#### Exercise details
For the records below, say how many lines contain the string "data". Give the number only.

--- Information ---

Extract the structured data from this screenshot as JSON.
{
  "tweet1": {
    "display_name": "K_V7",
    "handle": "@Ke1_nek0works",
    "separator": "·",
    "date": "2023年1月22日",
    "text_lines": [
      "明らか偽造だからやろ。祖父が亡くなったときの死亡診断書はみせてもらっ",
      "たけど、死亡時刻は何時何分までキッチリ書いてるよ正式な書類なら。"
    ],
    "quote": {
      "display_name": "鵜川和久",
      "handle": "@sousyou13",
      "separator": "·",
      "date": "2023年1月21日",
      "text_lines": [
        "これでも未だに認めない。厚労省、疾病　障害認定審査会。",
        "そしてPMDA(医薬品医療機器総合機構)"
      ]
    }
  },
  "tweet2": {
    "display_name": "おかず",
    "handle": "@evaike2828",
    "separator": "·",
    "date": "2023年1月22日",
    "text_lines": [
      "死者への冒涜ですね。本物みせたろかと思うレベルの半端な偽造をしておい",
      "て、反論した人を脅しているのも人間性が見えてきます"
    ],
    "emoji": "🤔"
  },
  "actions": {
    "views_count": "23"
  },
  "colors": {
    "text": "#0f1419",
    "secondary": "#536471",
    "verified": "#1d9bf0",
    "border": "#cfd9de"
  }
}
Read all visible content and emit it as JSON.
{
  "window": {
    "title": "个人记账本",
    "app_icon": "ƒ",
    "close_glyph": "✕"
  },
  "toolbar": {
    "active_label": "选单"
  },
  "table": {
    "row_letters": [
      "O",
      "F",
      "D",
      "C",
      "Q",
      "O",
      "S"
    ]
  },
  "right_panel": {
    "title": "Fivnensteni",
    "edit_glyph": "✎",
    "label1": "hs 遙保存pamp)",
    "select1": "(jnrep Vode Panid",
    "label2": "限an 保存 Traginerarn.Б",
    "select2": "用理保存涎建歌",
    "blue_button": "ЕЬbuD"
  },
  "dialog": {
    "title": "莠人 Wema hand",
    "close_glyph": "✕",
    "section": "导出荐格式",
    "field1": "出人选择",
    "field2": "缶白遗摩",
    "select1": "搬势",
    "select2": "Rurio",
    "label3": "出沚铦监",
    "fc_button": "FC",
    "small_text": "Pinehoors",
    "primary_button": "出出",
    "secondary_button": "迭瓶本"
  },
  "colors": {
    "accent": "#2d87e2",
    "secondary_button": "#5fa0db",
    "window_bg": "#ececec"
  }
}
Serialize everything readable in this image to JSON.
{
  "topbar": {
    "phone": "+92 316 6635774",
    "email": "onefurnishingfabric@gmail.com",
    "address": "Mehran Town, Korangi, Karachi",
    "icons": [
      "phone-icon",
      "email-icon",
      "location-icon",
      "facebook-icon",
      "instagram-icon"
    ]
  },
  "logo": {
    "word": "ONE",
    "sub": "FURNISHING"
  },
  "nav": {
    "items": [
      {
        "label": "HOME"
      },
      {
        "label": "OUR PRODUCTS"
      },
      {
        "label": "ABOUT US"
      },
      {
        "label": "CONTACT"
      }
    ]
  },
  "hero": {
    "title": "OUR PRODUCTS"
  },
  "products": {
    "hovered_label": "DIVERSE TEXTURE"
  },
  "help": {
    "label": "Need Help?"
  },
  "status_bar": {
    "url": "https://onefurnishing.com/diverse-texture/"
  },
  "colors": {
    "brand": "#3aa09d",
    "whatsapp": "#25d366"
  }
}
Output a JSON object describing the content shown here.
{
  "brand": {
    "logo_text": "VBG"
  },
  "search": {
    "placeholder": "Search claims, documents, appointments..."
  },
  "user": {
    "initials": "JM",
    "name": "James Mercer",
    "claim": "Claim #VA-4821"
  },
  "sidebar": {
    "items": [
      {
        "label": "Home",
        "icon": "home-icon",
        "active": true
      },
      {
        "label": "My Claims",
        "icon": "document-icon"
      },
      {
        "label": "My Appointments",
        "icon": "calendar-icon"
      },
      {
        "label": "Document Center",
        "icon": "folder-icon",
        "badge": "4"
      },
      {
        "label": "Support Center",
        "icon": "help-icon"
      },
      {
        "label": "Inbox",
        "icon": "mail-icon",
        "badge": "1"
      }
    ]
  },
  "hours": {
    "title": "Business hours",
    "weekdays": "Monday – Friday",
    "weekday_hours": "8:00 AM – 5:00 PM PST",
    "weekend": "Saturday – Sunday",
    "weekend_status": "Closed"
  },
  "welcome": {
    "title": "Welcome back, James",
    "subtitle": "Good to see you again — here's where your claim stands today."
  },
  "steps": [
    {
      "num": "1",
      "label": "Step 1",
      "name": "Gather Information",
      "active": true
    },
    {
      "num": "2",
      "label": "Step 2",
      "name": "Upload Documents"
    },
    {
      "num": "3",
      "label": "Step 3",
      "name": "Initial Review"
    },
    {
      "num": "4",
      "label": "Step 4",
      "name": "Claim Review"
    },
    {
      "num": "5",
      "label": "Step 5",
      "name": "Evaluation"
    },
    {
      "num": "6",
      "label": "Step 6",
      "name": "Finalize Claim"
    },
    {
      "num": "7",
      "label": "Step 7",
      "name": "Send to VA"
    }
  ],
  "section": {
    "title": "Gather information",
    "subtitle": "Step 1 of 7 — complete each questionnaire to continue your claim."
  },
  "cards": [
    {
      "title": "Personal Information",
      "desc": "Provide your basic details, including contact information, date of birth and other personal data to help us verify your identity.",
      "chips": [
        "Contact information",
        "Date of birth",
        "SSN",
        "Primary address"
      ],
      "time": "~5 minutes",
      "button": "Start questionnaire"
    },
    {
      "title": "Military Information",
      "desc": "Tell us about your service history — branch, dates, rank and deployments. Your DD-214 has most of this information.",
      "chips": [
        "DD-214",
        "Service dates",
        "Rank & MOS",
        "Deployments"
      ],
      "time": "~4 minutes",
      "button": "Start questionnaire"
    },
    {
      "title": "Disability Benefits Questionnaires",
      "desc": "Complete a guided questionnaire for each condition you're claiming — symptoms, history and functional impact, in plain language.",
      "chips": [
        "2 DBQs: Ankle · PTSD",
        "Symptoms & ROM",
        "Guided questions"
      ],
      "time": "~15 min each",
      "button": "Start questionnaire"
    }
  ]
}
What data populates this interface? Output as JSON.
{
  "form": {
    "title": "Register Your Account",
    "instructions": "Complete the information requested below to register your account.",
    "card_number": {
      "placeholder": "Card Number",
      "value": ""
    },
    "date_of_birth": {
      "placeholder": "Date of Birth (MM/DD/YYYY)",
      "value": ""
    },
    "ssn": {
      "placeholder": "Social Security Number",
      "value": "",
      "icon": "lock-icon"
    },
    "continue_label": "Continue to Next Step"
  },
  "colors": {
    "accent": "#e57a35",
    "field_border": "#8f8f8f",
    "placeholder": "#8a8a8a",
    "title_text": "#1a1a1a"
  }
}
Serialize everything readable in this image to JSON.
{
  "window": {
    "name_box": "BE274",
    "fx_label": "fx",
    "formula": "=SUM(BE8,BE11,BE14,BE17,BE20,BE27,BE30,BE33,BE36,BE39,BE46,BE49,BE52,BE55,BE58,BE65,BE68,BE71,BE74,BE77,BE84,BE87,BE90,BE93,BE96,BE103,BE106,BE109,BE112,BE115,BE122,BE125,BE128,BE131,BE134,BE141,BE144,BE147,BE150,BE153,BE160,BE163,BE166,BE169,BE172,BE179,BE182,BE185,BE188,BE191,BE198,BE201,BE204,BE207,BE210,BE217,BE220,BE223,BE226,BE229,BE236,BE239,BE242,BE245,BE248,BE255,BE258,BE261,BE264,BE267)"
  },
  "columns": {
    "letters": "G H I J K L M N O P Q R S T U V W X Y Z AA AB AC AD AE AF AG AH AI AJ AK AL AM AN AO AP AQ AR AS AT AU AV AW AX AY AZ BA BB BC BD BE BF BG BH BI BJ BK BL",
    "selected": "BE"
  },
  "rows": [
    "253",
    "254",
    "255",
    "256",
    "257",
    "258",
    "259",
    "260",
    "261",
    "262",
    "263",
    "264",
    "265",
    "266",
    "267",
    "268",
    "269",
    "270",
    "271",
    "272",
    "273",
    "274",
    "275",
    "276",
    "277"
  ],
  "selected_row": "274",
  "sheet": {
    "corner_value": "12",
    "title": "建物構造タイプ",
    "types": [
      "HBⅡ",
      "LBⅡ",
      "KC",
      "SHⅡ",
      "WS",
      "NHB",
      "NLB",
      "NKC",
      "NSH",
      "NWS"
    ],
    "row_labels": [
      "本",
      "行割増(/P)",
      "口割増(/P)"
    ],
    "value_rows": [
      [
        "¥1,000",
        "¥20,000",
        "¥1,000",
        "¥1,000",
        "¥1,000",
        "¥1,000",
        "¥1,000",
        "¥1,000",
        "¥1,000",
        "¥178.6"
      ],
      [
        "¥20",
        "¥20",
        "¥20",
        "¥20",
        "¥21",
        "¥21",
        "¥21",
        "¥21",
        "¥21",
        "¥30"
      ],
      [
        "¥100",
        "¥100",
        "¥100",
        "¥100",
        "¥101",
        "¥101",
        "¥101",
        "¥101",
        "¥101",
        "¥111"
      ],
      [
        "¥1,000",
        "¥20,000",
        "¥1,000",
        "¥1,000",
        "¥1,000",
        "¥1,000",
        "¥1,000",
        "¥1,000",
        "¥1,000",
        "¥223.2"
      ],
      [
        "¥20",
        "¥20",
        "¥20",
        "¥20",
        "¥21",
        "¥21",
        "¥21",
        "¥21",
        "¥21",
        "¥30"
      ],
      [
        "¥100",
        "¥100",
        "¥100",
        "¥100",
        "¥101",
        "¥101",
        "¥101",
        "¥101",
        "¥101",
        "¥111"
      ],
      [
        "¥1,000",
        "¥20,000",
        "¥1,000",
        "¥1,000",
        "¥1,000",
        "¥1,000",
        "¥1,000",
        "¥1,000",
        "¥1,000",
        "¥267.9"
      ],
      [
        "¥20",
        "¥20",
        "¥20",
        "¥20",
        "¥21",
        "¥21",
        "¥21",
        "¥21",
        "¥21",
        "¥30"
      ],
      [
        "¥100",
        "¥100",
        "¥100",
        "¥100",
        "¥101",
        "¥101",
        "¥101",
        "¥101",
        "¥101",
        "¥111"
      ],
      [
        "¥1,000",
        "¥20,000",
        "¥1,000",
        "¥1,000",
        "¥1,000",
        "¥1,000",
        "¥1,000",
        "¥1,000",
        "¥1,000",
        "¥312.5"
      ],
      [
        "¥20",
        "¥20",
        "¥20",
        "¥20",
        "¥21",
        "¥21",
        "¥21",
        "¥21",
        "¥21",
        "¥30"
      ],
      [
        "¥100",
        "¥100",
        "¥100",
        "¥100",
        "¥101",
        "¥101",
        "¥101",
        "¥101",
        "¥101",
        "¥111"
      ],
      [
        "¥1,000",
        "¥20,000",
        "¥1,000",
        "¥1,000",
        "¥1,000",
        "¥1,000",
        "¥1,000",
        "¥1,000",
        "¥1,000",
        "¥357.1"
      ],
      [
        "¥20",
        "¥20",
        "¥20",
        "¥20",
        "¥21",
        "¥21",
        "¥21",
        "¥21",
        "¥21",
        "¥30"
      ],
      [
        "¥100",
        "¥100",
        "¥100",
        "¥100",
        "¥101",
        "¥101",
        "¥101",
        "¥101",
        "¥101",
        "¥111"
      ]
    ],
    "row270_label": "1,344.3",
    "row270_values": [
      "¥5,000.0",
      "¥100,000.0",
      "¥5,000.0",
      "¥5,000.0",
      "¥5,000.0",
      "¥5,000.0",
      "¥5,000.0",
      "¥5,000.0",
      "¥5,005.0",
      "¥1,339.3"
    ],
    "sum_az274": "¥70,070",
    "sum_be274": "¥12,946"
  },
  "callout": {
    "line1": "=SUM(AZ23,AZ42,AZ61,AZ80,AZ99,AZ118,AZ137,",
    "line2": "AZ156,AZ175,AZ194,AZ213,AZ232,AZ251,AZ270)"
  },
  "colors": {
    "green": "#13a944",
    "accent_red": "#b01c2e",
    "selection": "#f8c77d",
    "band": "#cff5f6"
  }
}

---

#### Answer section
3